Further rate hikes are all but assured, although signs of progress may allow the Fed to begin to slow the pace of increases as soon as next month. The Fed will be closely monitoring for signs of satisfactory progress — or the lack thereof — in both inflation and labor market data in determining its next steps.
Investors will also be watching closely for signs of progress. The most recent surge in equities appears to have been firmly rooted in better-than-expected news on inflation, spurring a more optimistic view that the Fed’s rate-tightening cycle may be closer to the end than had been anticipated. It’s unlikely that the return to a more normal inflation environment will be accomplished quickly or smoothly; there will be setbacks and bumps along the way. Any indications that inflation measures could prove stickier than anticipated, forcing the Fed to go further or remain tighter for longer, could just as easily be a catalyst for another downward leg for stocks. Uncertainty often leads to volatility, and investors shouldn’t lose sight of the fact that volatility can be to either the upside or downside.
The bottom line? In a different world with low inflation, steady jobless claims and a solid labor market would be good news. Instead, steady labor market conditions against a backdrop of persistent inflation raises the stakes for the Fed. The result? More tightening — and still higher short-term interest rates — to come.
Past performance does not guarantee future results. All investments include risk and have the potential for loss as well as gain.
Data sources for peer group comparisons, returns, and standard statistical data are provided by the sources referenced and are based on data obtained from recognized statistical services or other sources believed to be reliable. However, some or all of the information has not been verified prior to the analysis, and we do not make any representations as to its accuracy or completeness. Any analysis nonfactual in nature constitutes only current opinions, which are subject to change. Benchmarks or indices are included for information purposes only to reflect the current market environment; no index is a directly tradable investment. There may be instances when consultant opinions regarding any fundamental or quantitative analysis may not agree.

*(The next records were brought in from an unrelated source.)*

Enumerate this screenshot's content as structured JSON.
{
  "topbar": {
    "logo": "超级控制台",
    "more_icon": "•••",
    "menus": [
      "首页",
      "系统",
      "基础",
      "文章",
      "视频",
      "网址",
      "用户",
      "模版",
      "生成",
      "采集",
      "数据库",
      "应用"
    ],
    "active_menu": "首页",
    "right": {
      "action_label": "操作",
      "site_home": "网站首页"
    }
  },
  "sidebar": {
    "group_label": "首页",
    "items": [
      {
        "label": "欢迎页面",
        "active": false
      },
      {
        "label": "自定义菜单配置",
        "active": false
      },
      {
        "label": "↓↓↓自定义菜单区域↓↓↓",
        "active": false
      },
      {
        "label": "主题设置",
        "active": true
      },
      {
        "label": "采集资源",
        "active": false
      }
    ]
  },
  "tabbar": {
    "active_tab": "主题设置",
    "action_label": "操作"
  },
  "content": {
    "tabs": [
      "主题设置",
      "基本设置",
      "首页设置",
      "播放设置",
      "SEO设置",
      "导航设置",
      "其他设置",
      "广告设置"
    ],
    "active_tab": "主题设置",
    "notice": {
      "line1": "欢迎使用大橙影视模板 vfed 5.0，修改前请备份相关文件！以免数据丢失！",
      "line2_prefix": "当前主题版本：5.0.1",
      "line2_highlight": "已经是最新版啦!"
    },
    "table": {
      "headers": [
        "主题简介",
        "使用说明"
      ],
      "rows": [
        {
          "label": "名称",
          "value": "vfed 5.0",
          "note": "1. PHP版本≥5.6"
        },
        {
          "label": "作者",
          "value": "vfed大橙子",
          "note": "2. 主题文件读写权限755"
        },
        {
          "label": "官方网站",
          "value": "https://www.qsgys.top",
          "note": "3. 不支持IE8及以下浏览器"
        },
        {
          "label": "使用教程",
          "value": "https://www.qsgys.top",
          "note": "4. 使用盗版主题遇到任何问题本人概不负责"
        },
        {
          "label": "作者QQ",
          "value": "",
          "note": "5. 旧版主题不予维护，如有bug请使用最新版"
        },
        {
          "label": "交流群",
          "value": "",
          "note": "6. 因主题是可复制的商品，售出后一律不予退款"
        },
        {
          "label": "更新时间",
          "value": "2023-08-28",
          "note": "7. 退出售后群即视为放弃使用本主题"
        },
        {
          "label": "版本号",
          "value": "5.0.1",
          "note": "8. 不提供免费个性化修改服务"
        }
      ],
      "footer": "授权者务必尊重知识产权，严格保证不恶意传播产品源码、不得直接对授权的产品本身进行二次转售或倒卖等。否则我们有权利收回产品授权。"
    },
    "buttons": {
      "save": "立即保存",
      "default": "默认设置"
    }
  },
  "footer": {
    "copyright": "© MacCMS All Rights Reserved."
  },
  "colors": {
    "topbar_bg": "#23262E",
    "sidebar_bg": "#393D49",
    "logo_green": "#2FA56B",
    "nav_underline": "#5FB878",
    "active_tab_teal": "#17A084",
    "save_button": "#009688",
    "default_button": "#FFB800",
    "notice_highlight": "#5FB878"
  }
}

Plante Moran Financial Advisors (PMFA) publishes this update to convey general information about market conditions and not for the purpose of providing investment advice. Investment in any of the companies or sectors mentioned herein may not be appropriate for you. You should consult a representative from PMFA for investment advice regarding your own situation.